• [Component data from apps and pages]
........

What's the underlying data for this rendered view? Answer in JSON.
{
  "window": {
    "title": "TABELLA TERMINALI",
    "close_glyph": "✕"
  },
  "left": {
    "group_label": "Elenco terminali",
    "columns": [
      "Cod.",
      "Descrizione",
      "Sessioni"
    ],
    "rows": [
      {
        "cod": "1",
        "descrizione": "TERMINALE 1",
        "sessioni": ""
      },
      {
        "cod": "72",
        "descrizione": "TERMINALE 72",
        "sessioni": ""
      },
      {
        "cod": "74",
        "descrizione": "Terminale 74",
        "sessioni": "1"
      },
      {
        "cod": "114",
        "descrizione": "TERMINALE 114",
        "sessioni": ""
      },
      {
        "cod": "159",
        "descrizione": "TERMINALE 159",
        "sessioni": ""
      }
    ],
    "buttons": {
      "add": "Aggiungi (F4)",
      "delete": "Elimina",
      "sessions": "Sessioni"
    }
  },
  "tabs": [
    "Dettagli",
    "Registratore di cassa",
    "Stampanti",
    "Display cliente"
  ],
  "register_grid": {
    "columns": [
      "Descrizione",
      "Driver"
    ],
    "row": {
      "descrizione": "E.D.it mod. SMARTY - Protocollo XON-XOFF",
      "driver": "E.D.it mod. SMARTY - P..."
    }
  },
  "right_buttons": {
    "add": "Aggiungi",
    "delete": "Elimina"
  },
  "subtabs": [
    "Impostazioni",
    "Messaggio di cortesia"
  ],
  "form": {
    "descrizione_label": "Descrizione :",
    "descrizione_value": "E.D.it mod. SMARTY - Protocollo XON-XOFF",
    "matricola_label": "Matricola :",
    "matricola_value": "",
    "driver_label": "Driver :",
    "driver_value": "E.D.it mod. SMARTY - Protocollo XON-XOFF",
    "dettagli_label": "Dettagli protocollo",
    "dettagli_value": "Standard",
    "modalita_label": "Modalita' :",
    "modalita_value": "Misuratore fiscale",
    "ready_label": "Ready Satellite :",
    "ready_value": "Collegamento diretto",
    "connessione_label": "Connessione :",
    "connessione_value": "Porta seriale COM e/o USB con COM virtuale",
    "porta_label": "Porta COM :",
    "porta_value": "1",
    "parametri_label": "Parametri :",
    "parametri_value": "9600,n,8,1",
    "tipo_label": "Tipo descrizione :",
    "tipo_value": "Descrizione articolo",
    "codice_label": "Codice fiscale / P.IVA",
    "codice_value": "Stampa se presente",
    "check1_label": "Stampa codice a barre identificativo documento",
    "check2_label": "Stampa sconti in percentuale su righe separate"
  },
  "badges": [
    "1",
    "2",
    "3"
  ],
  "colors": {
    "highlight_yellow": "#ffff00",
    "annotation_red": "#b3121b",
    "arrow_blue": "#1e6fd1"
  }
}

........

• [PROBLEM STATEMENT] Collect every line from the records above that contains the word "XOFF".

• [YOUR RESPONSE]
      "descrizione": "E.D.it mod. SMARTY - Protocollo XON-XOFF",
    "descrizione_value": "E.D.it mod. SMARTY - Protocollo XON-XOFF",
    "driver_value": "E.D.it mod. SMARTY - Protocollo XON-XOFF",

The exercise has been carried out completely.